Data excerpts:
● ● ● ● ● ● ●

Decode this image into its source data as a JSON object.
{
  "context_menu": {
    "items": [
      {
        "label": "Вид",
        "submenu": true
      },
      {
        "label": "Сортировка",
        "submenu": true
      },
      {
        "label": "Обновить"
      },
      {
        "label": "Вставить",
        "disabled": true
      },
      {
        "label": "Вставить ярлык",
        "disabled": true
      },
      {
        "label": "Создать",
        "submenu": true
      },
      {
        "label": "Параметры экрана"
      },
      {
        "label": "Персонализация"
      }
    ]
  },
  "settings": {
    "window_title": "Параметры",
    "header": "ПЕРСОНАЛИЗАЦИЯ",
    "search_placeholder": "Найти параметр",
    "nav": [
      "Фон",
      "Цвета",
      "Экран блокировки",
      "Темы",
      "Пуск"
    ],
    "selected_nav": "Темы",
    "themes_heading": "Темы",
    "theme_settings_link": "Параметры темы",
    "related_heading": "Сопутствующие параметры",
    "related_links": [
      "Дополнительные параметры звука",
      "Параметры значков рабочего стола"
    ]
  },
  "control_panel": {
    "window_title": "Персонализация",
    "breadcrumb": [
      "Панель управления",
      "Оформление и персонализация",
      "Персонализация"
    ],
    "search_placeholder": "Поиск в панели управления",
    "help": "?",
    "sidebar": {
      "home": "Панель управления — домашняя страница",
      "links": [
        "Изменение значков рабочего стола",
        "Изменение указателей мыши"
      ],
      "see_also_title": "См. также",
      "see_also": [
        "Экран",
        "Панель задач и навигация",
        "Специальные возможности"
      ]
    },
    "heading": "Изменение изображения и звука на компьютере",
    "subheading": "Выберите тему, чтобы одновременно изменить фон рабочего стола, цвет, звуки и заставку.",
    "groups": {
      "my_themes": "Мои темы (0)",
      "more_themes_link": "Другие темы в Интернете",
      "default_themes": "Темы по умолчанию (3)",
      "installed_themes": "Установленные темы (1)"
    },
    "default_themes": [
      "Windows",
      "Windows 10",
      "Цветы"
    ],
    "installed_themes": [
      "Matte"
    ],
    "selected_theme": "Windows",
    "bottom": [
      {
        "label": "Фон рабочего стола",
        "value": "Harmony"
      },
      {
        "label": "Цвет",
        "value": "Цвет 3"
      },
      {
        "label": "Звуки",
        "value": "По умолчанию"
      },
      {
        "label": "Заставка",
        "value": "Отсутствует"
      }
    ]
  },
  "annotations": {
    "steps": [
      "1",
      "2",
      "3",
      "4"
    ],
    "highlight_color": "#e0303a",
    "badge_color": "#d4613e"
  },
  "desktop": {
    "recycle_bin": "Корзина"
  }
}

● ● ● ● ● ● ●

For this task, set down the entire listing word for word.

Solution for this exercise:
Decode this image into its source data as a JSON object.
{
  "context_menu": {
    "items": [
      {
        "label": "Вид",
        "submenu": true
      },
      {
        "label": "Сортировка",
        "submenu": true
      },
      {
        "label": "Обновить"
      },
      {
        "label": "Вставить",
        "disabled": true
      },
      {
        "label": "Вставить ярлык",
        "disabled": true
      },
      {
        "label": "Создать",
        "submenu": true
      },
      {
        "label": "Параметры экрана"
      },
      {
        "label": "Персонализация"
      }
    ]
  },
  "settings": {
    "window_title": "Параметры",
    "header": "ПЕРСОНАЛИЗАЦИЯ",
    "search_placeholder": "Найти параметр",
    "nav": [
      "Фон",
      "Цвета",
      "Экран блокировки",
      "Темы",
      "Пуск"
    ],
    "selected_nav": "Темы",
    "themes_heading": "Темы",
    "theme_settings_link": "Параметры темы",
    "related_heading": "Сопутствующие параметры",
    "related_links": [
      "Дополнительные параметры звука",
      "Параметры значков рабочего стола"
    ]
  },
  "control_panel": {
    "window_title": "Персонализация",
    "breadcrumb": [
      "Панель управления",
      "Оформление и персонализация",
      "Персонализация"
    ],
    "search_placeholder": "Поиск в панели управления",
    "help": "?",
    "sidebar": {
      "home": "Панель управления — домашняя страница",
      "links": [
        "Изменение значков рабочего стола",
        "Изменение указателей мыши"
      ],
      "see_also_title": "См. также",
      "see_also": [
        "Экран",
        "Панель задач и навигация",
        "Специальные возможности"
      ]
    },
    "heading": "Изменение изображения и звука на компьютере",
    "subheading": "Выберите тему, чтобы одновременно изменить фон рабочего стола, цвет, звуки и заставку.",
    "groups": {
      "my_themes": "Мои темы (0)",
      "more_themes_link": "Другие темы в Интернете",
      "default_themes": "Темы по умолчанию (3)",
      "installed_themes": "Установленные темы (1)"
    },
    "default_themes": [
      "Windows",
      "Windows 10",
      "Цветы"
    ],
    "installed_themes": [
      "Matte"
    ],
    "selected_theme": "Windows",
    "bottom": [
      {
        "label": "Фон рабочего стола",
        "value": "Harmony"
      },
      {
        "label": "Цвет",
        "value": "Цвет 3"
      },
      {
        "label": "Звуки",
        "value": "По умолчанию"
      },
      {
        "label": "Заставка",
        "value": "Отсутствует"
      }
    ]
  },
  "annotations": {
    "steps": [
      "1",
      "2",
      "3",
      "4"
    ],
    "highlight_color": "#e0303a",
    "badge_color": "#d4613e"
  },
  "desktop": {
    "recycle_bin": "Корзина"
  }
}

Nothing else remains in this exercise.